Mark as unread Mark as unread
Relationship Relationship
IP Logged

Previous
Next
 From:  Michael Gibson
804.19 In reply to 804.16 
Hi PaQ,

> Is a non-sence (for me) to create super nice curved smooth surface
> with nurbs and then destroy everything by applying a sub-d
> algorithm over it.

Yeah, that is definitely correct that you would not approach building a NURBS surface with the intent of trying to sub-d its output later. You generally build it to the smooth shape directly with the NURBS.

But the kinds of things that you might want to do in ZBrush are totally different than sub-d smoothing, things like applying relief designs to "bubble" up from the base surface, distressing a model with pits and craters, adding finer sculptural type details...

Those are things that can be done well with a brush-based displacement type system which is just another totally separate system from a sub-d modeling system.

- Michael
  Reply Reply More Options
Post Options
Reply as PM Reply as PM
Print Print
Mark as unread Mark as unread
Relationship Relationship
IP Logged

Previous
Next
 From:  PaQ
804.20 In reply to 804.19 


Well I don't know if it's a variation of catmull of not, but the result is quite close ...

And for adding details in zbrush, you have to subdivide your model in, soon ot later.

The only alternative is to do this subdivision with the meshing tool, and don't subivide you model in zbrush anymore. But then, you'll never play with more than 1 ou 2.000.000 of polys, where Zbrush is made to handle 10-15 millions, even 50 millions if you use the HD subdivision technology.

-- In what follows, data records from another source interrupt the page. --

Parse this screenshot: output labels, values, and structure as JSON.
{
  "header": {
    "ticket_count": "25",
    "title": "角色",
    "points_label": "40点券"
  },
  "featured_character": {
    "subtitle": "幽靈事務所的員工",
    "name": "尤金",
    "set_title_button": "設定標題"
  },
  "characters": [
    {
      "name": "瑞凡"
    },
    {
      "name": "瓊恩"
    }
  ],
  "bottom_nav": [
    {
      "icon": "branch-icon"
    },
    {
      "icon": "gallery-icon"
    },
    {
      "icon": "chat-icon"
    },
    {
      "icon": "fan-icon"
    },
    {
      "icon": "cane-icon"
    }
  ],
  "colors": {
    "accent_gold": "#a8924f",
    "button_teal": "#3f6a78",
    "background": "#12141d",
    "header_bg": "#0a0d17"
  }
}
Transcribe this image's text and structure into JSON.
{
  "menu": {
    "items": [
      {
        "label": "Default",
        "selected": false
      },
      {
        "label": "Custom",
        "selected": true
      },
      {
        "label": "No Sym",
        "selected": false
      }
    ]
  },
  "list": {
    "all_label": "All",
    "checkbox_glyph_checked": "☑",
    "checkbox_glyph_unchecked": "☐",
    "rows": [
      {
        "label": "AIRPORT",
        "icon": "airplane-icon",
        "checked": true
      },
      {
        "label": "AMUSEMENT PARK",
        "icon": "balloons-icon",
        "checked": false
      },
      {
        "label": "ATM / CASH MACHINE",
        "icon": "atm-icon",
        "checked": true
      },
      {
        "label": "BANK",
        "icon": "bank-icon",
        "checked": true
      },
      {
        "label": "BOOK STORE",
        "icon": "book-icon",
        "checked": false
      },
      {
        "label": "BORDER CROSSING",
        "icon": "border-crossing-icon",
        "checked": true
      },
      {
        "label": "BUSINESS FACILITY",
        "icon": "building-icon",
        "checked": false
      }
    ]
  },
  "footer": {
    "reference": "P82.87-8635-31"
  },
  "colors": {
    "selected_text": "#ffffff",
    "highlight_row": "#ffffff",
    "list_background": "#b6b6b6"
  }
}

I know exactly what z is made for, I'm using it quite a lot in production.
One the main goal when working with zbrush is to create a displacement map from you're scuplting, and re-apply it in you favorite render software ... So you keep your models light, until the rendering ... where you're again use a catmull/or other sub-d variant, and where bad topology like the example above will get you in trouble.

EDITED: 3 Feb 2010 by PAQ

  Reply Reply More Options
Post Options
Reply as PM Reply as PM
Print Print
Mark as unread Mark as unread
Relationship Relationship
IP Logged
 

Reply to All Reply to All

 

 
Show messages:  1-20  21-40  41